The results were reported in a brief press release.
Anthony Fauci: Mr Fauci admitted that it was unfortunate that some of the information in the initial AstraZeneca vaccine was outdated as this has sparked further concern.
In Norway, a top official warned on Monday it might not be able to resume its use of the AstraZeneca vaccine because so many people were rejecting it. Our Privacy Notice explains more about how we use your data, and your rights.
"It was not necessary-if you look at it, the data really are quite good, but when they put it into the press release it wasn't completely accurate", he added. Such reporting milestones are standard in clinical trials.
The vaccine has had a rocky rollout, especially in Europe, where it's now at the center of a supply showdown between the European Union and the U.K. Concerns about blood clots just days ago prompted around a dozen countries to suspend immunizations, though most have since resumed using the vaccine.
President Moon Jae-in is receiving his first dose of the AstraZeneca vaccine at a public health center in Jongno District, central Seoul, on Tuesday.
Deliveries of coronavirus vaccines are ramping up in Canada, with some 2 million doses of the Pfizer Inc and Moderna Inc vaccines coming in this week. Regulators there said last week that the shot was "safe and effective," having conducted a review after a small number of people who had recently been inoculated developed blood clots and abnormal bleeding.
A delay in the vaccine's authorization in the United States is unlikely to slow that country's immunization campaign; the USA expects to have enough doses of three other vaccines for its entire population by the end of May. Something about the AstraZeneca vaccine seems to trigger a similar syndrome, the researchers say, which they dubbed vaccine-induced prothrombotic immune thrombocytopenia (VIPIT). But Tuesday's statement from the U.S. National Institute of Allergy and Infectious Diseases (NIAID) cast doubt on whether the U.S. would imminently green light the jab.

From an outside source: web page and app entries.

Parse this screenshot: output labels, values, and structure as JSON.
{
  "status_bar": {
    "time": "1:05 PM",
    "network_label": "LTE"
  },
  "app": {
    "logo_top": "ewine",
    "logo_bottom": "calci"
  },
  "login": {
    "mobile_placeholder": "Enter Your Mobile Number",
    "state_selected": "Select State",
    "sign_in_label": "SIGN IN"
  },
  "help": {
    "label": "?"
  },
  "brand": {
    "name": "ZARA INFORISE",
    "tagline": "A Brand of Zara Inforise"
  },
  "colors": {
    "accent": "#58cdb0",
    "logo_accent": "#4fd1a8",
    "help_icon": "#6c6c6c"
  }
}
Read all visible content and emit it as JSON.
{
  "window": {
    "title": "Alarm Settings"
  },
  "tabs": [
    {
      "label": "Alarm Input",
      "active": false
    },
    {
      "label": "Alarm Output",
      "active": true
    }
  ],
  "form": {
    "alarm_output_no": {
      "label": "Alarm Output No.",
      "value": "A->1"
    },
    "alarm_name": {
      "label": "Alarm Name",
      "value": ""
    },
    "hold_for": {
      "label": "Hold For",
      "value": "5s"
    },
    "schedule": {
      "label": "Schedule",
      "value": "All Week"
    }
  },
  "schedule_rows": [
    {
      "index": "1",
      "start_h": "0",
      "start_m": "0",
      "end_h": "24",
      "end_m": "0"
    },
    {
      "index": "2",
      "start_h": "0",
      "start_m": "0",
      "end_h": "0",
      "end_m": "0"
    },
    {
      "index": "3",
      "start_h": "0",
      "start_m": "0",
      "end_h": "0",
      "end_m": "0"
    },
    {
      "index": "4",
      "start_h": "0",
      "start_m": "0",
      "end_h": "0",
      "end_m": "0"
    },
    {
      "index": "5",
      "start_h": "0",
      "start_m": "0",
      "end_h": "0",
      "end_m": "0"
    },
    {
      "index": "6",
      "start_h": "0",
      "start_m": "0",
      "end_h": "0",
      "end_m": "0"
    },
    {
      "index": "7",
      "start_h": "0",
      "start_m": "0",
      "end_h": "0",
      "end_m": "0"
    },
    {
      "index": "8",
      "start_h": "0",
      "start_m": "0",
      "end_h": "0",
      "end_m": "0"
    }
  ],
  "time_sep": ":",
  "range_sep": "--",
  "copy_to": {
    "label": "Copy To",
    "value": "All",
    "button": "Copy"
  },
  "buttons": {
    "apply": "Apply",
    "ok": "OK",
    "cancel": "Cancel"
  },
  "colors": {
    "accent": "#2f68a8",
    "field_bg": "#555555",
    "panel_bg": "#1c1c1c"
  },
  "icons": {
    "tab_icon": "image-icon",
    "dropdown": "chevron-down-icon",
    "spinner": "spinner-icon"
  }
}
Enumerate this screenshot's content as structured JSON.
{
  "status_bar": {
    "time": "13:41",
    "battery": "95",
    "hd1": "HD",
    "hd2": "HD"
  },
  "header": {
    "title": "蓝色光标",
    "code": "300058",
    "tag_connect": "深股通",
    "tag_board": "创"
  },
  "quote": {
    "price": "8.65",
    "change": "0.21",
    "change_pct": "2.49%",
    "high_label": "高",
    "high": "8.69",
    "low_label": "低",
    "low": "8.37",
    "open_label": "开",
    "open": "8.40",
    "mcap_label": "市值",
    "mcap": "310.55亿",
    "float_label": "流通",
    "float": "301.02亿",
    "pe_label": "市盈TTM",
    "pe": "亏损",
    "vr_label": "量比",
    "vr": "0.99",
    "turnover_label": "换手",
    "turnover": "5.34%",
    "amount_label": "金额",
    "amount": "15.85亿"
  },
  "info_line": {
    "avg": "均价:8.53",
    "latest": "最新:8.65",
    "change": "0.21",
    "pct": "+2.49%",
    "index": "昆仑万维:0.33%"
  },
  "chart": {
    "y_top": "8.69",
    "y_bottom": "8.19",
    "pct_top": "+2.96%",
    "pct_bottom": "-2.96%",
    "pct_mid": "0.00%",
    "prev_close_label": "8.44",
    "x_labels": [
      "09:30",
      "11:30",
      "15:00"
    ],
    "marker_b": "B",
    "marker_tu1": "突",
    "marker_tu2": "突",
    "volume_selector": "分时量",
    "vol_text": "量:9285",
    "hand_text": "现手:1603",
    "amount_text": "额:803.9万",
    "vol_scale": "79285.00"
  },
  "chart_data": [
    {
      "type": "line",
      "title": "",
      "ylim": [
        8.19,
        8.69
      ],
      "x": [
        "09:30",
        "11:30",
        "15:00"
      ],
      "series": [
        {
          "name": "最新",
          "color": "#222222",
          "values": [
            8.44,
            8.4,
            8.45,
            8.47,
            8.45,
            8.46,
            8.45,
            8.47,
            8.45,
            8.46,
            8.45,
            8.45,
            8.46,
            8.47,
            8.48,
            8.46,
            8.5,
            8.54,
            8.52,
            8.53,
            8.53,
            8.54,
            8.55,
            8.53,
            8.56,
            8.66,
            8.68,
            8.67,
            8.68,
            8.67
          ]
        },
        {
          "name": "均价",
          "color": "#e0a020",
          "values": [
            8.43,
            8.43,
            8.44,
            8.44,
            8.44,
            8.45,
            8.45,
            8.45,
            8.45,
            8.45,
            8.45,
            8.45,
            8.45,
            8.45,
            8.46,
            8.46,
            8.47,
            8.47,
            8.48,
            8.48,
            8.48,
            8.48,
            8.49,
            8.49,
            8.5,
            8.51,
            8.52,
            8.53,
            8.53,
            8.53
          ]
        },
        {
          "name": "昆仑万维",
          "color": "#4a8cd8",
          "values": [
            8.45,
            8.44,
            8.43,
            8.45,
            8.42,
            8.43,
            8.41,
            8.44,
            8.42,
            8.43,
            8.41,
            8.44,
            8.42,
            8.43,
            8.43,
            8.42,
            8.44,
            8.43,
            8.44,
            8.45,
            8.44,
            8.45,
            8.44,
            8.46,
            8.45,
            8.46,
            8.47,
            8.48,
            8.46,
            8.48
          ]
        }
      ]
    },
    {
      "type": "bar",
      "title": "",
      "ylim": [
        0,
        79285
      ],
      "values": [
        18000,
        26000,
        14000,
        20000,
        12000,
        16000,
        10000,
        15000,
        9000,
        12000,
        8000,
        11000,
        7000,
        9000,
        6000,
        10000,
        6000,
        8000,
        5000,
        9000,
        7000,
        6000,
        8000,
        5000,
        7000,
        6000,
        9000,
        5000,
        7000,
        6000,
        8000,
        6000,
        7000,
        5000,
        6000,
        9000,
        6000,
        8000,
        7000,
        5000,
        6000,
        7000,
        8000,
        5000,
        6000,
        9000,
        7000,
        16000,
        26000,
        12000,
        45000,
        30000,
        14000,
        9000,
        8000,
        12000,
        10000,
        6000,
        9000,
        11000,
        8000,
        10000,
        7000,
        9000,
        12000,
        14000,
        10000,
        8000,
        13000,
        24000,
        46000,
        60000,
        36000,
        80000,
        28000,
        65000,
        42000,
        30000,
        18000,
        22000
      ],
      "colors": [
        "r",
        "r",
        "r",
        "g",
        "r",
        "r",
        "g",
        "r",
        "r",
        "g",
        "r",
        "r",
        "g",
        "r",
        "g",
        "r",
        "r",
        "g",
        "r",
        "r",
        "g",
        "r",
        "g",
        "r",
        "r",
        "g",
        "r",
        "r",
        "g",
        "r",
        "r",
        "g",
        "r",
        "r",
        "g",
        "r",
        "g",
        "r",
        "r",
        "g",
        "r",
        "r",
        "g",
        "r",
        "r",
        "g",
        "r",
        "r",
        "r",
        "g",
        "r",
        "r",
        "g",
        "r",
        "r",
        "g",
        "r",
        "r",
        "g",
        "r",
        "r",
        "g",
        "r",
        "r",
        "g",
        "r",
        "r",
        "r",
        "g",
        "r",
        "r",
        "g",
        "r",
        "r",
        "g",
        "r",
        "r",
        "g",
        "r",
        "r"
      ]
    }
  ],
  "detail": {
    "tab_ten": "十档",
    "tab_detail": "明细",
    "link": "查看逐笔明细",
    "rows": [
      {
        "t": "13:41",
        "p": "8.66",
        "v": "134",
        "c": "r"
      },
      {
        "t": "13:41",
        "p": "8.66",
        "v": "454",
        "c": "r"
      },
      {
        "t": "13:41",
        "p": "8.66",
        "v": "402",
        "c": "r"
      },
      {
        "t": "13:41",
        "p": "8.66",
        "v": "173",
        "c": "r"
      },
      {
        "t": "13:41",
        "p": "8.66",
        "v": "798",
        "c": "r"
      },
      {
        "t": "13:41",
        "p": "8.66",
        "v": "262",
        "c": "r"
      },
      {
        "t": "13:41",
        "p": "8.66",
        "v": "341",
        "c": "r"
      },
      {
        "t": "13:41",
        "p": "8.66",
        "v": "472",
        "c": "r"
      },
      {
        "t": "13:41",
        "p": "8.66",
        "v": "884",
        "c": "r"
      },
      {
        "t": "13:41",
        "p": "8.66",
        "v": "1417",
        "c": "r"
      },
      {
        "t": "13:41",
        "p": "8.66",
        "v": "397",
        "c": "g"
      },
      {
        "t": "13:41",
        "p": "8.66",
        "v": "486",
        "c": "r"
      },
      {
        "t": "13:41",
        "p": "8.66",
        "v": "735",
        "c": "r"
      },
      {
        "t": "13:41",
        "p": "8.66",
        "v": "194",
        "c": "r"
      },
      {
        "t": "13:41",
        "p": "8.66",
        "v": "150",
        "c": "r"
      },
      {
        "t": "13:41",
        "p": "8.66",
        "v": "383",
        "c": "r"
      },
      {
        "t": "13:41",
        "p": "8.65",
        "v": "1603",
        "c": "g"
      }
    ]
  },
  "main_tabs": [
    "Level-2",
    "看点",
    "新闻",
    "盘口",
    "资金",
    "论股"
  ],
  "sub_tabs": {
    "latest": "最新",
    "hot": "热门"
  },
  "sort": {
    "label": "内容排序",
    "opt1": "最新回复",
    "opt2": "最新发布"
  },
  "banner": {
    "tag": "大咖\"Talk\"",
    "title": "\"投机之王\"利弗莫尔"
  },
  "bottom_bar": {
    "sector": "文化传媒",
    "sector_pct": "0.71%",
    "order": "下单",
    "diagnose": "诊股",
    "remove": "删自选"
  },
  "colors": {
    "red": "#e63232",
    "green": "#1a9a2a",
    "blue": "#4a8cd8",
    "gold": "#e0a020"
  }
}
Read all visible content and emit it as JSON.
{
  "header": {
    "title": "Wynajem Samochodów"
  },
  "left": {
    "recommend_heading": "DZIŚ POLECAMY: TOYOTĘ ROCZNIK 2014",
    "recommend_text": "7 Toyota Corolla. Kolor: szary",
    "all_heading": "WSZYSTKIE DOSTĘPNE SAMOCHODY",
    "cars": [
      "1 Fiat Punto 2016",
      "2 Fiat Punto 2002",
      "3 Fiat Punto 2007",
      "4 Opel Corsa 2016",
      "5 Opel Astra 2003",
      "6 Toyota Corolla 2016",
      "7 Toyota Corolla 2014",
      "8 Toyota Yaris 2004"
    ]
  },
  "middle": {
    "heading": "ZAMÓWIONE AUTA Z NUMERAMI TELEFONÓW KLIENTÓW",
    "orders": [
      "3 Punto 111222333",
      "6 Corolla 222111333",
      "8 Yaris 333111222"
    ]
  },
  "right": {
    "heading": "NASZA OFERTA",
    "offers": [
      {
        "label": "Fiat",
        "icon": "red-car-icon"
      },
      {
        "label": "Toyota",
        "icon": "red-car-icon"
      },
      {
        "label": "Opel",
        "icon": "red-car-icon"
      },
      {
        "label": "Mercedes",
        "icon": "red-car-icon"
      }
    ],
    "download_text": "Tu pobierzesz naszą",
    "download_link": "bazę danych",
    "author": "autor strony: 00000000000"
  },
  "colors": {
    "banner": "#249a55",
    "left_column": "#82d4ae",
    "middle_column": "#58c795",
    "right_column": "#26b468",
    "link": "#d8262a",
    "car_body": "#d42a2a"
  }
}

But public confidence in America and Europe was dented by early questions over trial data and then by reports of unusual blood clots among those who had taken it. In the summer, the USA suspended its trial for over two months after health regulators were reportedly concerned by the company's lack of transparency in reporting isolated cases of neurological injury that were possibly tied to the vaccine as well. Then in September, after another participant in the British study fell ill with similar symptoms, AstraZeneca halted its trials globally but failed to promptly notify the U.S. authorities. They didn't rule out a link between the vaccine and clotting problems, though, and said they'd raise awareness of symptoms just in case. Still, the delay was a key reason that AstraZeneca fell so far behind the three other manufacturers whose vaccines have been granted emergency authorisation in the United States.